The red blur of the predator's tongue finds its mark: and now, without withdrawing the organ, it crouches down and begins to feed. Powerful muscles ripple on the arrowtongue's sides and throat as it sends powerful digestive juices into the prey's body (usually into the chest cavity), and then withdraws the liquefied contents. Over the next half hour this process is repeated several times until the juices have completely cleaned organs out of the dead prey animal's body. Apparently the arrowtongue's diet consists of only the broken down viscera of its victims, for it leaves the prey's carcass intact for the scavengers.
It might do this process immediately again with another caught prey animal. Again, the arrowtongue will insert its tongue. After another half hour, its belly distends, the glutted creature rises somewhat unsteadily and slowly strides off about 20 meters or less then lies down and rests. These are typically successful hunts and the fortunate arrowtongues can sleep through the night.
This aggressive liquivore is frequently spotted concealing itself amongst the electrophyte beds, taking advantage of the colonial plants’ electrical discharges to discourage the herds from approaching too closely. It is believed that the creature emits its ranging pings in concert with the electrophytes’ discharges, a habit that probably obscures its point of origin from prey animals.At times, arrowtongues will gather in groups to accompany keeled grove-backs to prey on whatever they stir up (as was first observed late one night in the Sinus Columbus during the First Darwinian Expedition). A predictable side effect of the travels of so large a creature as the grove-back is the flushing of enormous quantities of game. The arrowtongues opportunistically follow the huge beast, preying upon this game (even at great risk to themselves being crushed).
Short moments after a grove-back's death, an arrowtongue appears, the first of many opportunistic liquivores to arrive at this easy banquet.
Despite its power and ferocity, an arrowtongue can itself be prey to skewers and Eosapiens, the latter of which will sometimes wrench the long, barbed tongue off of an arrowtongue after they have already killed it.

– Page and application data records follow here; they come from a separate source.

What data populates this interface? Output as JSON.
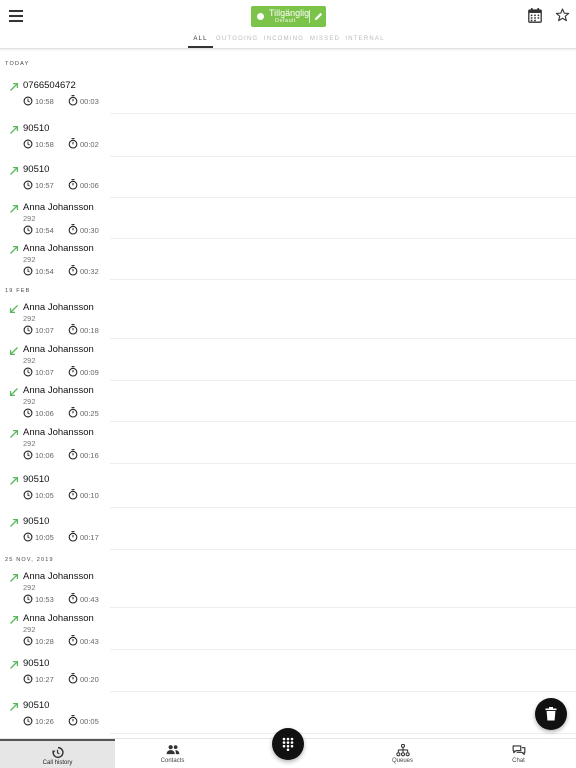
{
  "status": {
    "label": "Tillgänglig",
    "sub": "Default",
    "color": "#7cc34a"
  },
  "tabs": [
    "ALL",
    "OUTGOING",
    "INCOMING",
    "MISSED",
    "INTERNAL"
  ],
  "sections": [
    "TODAY",
    "19 FEB",
    "25 NOV, 2019"
  ],
  "calls": [
    {
      "direction": "outgoing",
      "name": "0766504672",
      "ext": "",
      "time": "10:58",
      "duration": "00:03"
    },
    {
      "direction": "outgoing",
      "name": "90510",
      "ext": "",
      "time": "10:58",
      "duration": "00:02"
    },
    {
      "direction": "outgoing",
      "name": "90510",
      "ext": "",
      "time": "10:57",
      "duration": "00:06"
    },
    {
      "direction": "outgoing",
      "name": "Anna Johansson",
      "ext": "292",
      "time": "10:54",
      "duration": "00:30"
    },
    {
      "direction": "outgoing",
      "name": "Anna Johansson",
      "ext": "292",
      "time": "10:54",
      "duration": "00:32"
    },
    {
      "direction": "incoming",
      "name": "Anna Johansson",
      "ext": "292",
      "time": "10:07",
      "duration": "00:18"
    },
    {
      "direction": "incoming",
      "name": "Anna Johansson",
      "ext": "292",
      "time": "10:07",
      "duration": "00:09"
    },
    {
      "direction": "incoming",
      "name": "Anna Johansson",
      "ext": "292",
      "time": "10:06",
      "duration": "00:25"
    },
    {
      "direction": "outgoing",
      "name": "Anna Johansson",
      "ext": "292",
      "time": "10:06",
      "duration": "00:16"
    },
    {
      "direction": "outgoing",
      "name": "90510",
      "ext": "",
      "time": "10:05",
      "duration": "00:10"
    },
    {
      "direction": "outgoing",
      "name": "90510",
      "ext": "",
      "time": "10:05",
      "duration": "00:17"
    },
    {
      "direction": "outgoing",
      "name": "Anna Johansson",
      "ext": "292",
      "time": "10:53",
      "duration": "00:43"
    },
    {
      "direction": "outgoing",
      "name": "Anna Johansson",
      "ext": "292",
      "time": "10:28",
      "duration": "00:43"
    },
    {
      "direction": "outgoing",
      "name": "90510",
      "ext": "",
      "time": "10:27",
      "duration": "00:20"
    },
    {
      "direction": "outgoing",
      "name": "90510",
      "ext": "",
      "time": "10:26",
      "duration": "00:05"
    }
  ],
  "nav": {
    "call_history": "Call history",
    "contacts": "Contacts",
    "queues": "Queues",
    "chat": "Chat"
  },
  "icons": {
    "direction": "arrow-icon",
    "time": "clock-icon",
    "duration": "timer-icon",
    "delete": "trash-icon",
    "dialpad": "dialpad-icon"
  },
  "colors": {
    "direction_arrow": "#5cb85c"
  }
}
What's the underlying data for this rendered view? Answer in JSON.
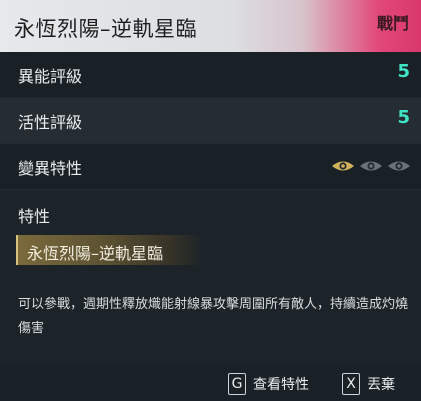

- In the documentary adaptation, the arrowtongue's size was changed from 8 meters tall to 8 feet tall.